**Exercise input:**
* * *

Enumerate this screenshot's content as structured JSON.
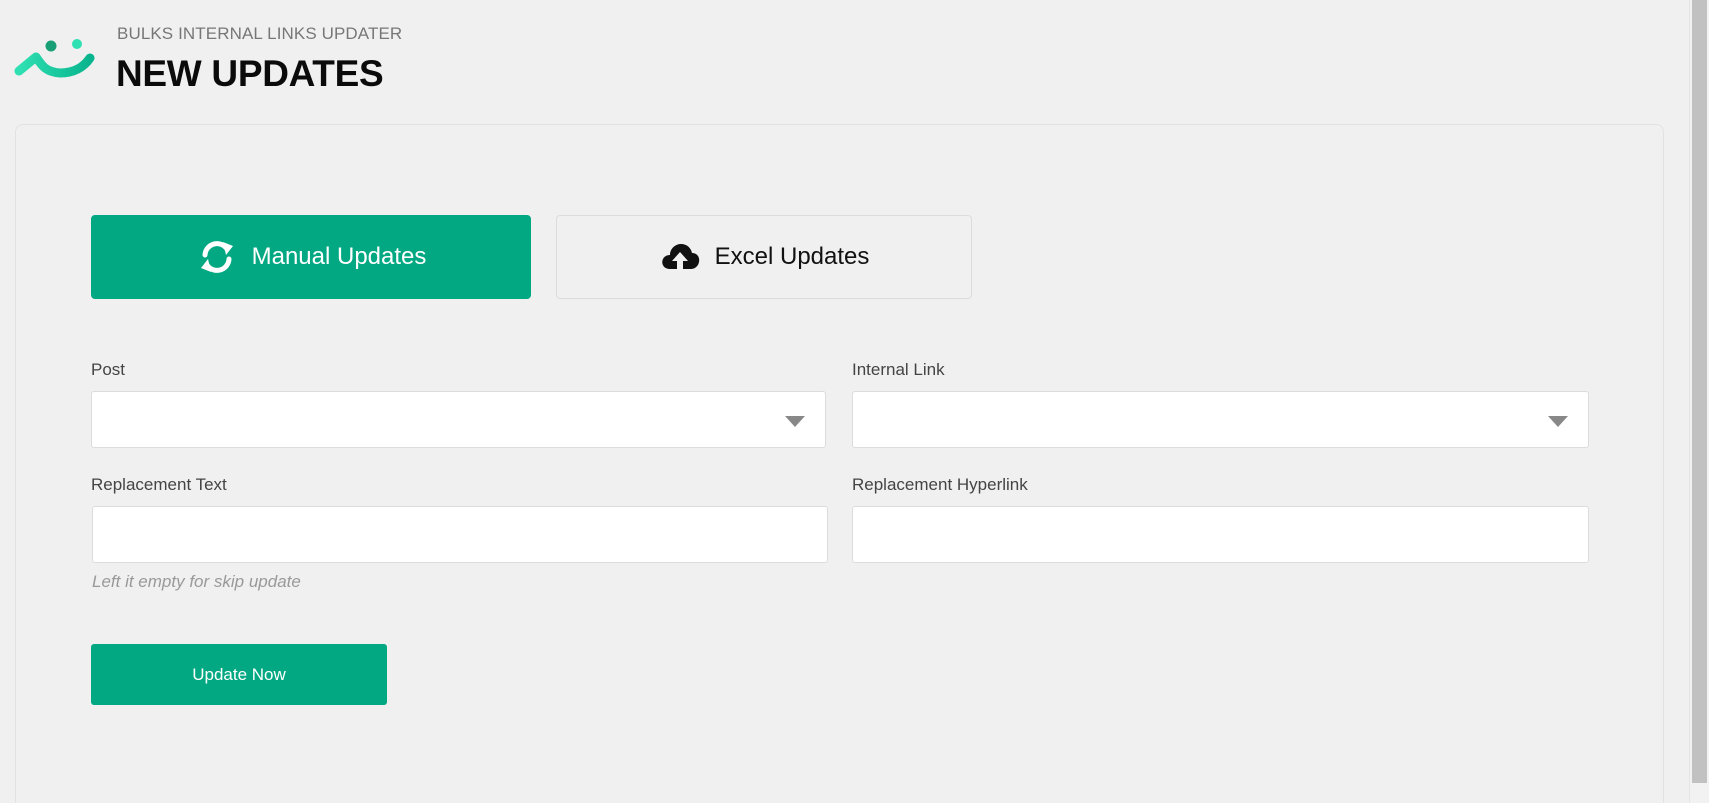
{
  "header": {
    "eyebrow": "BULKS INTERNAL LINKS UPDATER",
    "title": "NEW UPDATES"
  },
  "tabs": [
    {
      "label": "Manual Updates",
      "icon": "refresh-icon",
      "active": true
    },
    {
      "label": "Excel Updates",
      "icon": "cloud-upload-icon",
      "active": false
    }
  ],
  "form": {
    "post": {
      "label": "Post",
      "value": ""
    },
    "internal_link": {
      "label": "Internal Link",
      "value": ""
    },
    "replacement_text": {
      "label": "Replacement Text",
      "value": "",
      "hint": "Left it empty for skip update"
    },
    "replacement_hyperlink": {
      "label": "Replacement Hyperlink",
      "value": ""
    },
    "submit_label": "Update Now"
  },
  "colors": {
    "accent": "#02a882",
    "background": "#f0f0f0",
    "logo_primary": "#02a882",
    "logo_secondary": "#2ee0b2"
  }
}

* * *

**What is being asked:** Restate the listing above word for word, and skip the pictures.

**Solution to this task:**
Enumerate this screenshot's content as structured JSON.
{
  "header": {
    "eyebrow": "BULKS INTERNAL LINKS UPDATER",
    "title": "NEW UPDATES"
  },
  "tabs": [
    {
      "label": "Manual Updates",
      "icon": "refresh-icon",
      "active": true
    },
    {
      "label": "Excel Updates",
      "icon": "cloud-upload-icon",
      "active": false
    }
  ],
  "form": {
    "post": {
      "label": "Post",
      "value": ""
    },
    "internal_link": {
      "label": "Internal Link",
      "value": ""
    },
    "replacement_text": {
      "label": "Replacement Text",
      "value": "",
      "hint": "Left it empty for skip update"
    },
    "replacement_hyperlink": {
      "label": "Replacement Hyperlink",
      "value": ""
    },
    "submit_label": "Update Now"
  },
  "colors": {
    "accent": "#02a882",
    "background": "#f0f0f0",
    "logo_primary": "#02a882",
    "logo_secondary": "#2ee0b2"
  }
}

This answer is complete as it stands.